What is a Slot?

What is a Slot?

A slot is a narrow opening or passage, especially one forming part of something else. The term can be applied to a variety of things, from doorways to pipes to slits in wood. It is also used to refer to a particular position or role, such as that of a wide receiver in football.

If you have ever played a casino game, you’ve probably heard of the word slot before. It’s a term that is commonly used in the context of describing how to win at slots, and it can be found in many online guides and tips for playing slots. Whether you’re just starting out in the gaming world or have been playing for years, it’s always good to be familiar with some basic terms and concepts.

In the world of slot machines, a slot is the place where a player inserts cash or, in “ticket-in, ticket-out” machines, a paper ticket with a barcode.
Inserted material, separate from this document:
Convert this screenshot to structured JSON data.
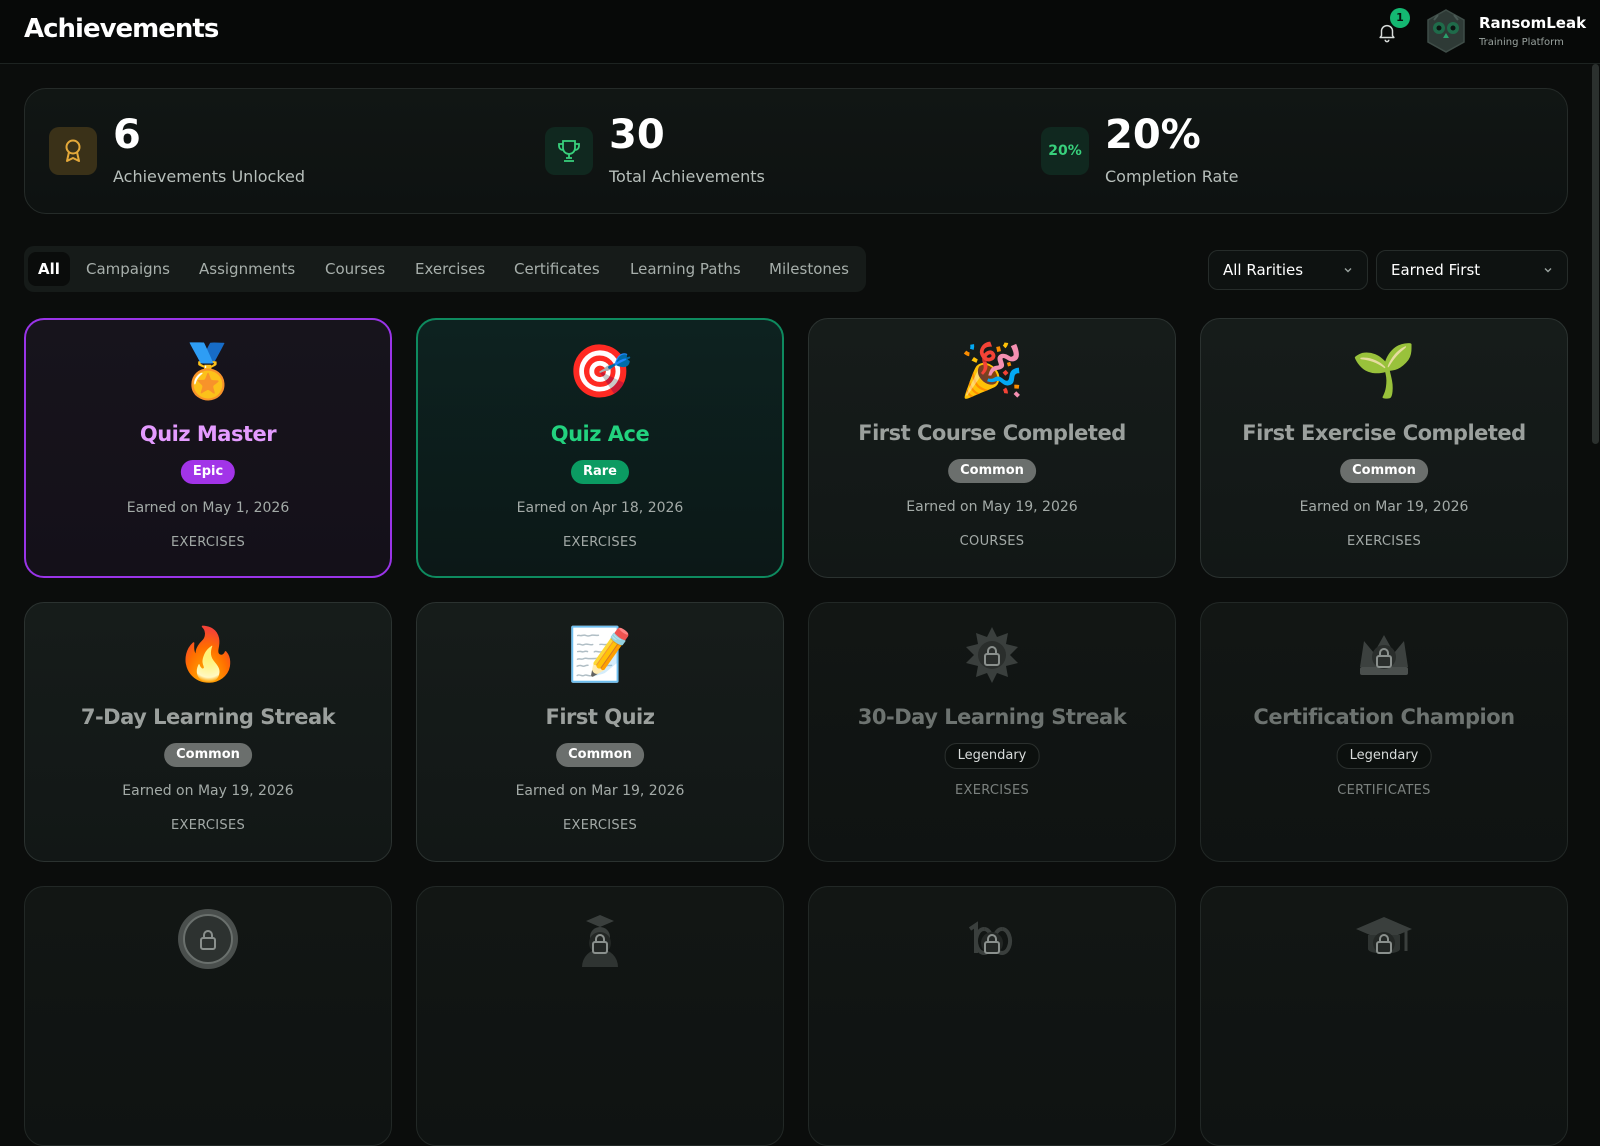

Once inserted, the machine is activated by the pull of a lever or button (physical or virtual), which then spins reels that stop to rearrange symbols. If the player matches a winning combination of symbols, they receive credits based on the paytable. The paytable is usually displayed on a screen, either on the machine itself or on the help or information page for an online slot game.

Most slot games have a theme, and the symbols and bonus features are typically aligned with it. This helps players connect with the game and makes it more fun to play. Some popular themes include classic symbols like fruits, bells, and stylized lucky sevens. Others are themed around movies, TV shows, or other topics that appeal to a specific audience. The most important thing to remember when it comes to slot is that the odds of winning are determined by chance, and there is no way to predict what will happen with each spin.

Slots use random number generators to generate a sequence of numbers that determines whether or not a spin will be a winner. This sequence is then mapped to the stops on the reels by the computer. This allows the random number to produce a winning combination more often than a losing one, which is why slot machines are considered to be a game of chance.

One common misconception about slot is that the more coins you bet, the more likely you are to win. While this was true for old three-reel machines, it is not the case with modern video and online slot games. Instead, maximum bets often bring higher payout percentages because of incentives built into the pay tables. This is why it is important to familiarize yourself with the different pay tables for each game you plan on playing. If you don’t, you might be surprised to find that the top prize for a spin is less than you expected.